» **What you should do**
Scan the records below. Report the number of lines containing the word "JSON", and nothing more.

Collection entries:
_____

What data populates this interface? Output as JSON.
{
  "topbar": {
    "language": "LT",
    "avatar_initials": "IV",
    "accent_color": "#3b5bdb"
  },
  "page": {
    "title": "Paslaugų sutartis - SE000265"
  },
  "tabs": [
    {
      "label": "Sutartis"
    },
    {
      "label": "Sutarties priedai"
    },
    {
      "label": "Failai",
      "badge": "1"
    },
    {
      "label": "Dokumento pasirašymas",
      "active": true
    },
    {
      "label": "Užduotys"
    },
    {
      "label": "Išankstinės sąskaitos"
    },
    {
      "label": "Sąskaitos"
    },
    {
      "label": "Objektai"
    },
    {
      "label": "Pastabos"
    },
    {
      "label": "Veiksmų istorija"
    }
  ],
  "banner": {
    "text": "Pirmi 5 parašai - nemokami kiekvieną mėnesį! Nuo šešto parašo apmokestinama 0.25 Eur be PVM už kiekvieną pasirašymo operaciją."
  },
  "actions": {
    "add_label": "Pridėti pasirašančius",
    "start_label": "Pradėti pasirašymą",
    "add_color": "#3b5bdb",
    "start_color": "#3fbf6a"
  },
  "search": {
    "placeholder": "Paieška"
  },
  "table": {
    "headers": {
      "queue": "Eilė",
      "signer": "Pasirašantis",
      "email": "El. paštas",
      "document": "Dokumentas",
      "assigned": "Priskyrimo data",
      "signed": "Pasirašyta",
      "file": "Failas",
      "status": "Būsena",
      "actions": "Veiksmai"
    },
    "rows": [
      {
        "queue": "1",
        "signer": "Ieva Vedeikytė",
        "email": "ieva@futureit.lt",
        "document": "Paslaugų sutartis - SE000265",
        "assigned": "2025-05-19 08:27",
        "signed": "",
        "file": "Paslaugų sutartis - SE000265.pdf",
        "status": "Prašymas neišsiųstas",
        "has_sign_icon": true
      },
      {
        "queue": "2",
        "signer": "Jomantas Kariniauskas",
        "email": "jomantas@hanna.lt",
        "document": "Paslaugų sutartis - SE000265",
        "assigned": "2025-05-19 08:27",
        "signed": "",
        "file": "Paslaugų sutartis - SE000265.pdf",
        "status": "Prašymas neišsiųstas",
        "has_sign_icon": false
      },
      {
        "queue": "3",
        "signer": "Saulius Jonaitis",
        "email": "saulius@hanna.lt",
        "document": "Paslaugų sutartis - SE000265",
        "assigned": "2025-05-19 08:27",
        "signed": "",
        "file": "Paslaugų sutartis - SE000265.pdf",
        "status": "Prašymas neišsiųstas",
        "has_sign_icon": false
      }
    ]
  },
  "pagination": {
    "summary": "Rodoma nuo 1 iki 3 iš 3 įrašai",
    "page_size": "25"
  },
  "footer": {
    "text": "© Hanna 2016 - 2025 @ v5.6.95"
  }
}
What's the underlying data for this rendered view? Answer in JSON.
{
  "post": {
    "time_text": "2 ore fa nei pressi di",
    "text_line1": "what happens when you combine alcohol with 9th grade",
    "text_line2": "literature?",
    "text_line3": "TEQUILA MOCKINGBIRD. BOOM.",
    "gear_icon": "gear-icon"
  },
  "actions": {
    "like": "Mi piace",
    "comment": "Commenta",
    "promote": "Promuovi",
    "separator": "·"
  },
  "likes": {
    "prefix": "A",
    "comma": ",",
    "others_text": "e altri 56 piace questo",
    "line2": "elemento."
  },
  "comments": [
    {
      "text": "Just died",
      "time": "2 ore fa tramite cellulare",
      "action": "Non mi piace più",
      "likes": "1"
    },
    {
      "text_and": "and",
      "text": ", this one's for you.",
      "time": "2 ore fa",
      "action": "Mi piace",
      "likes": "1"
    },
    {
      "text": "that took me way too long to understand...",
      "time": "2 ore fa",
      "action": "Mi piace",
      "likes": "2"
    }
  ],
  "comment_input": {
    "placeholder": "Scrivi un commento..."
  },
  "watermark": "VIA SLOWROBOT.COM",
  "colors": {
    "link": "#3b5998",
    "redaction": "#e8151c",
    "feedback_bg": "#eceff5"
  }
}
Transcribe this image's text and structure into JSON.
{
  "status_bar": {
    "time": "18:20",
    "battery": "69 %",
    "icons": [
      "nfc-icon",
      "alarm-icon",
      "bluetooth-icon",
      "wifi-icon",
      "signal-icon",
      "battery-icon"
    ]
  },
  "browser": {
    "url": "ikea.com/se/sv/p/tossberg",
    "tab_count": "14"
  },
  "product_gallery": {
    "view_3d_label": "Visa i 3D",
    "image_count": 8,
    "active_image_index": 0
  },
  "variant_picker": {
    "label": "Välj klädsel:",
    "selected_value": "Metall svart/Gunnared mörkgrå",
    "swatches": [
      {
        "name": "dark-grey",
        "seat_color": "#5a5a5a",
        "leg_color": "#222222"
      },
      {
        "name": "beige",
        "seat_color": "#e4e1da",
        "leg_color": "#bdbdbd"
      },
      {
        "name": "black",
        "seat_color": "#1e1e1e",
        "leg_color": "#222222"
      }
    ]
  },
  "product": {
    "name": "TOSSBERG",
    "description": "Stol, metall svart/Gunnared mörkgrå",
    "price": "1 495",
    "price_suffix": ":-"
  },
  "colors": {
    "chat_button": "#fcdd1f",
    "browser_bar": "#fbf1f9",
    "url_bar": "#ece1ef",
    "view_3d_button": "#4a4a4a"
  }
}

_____

» **Task result**
3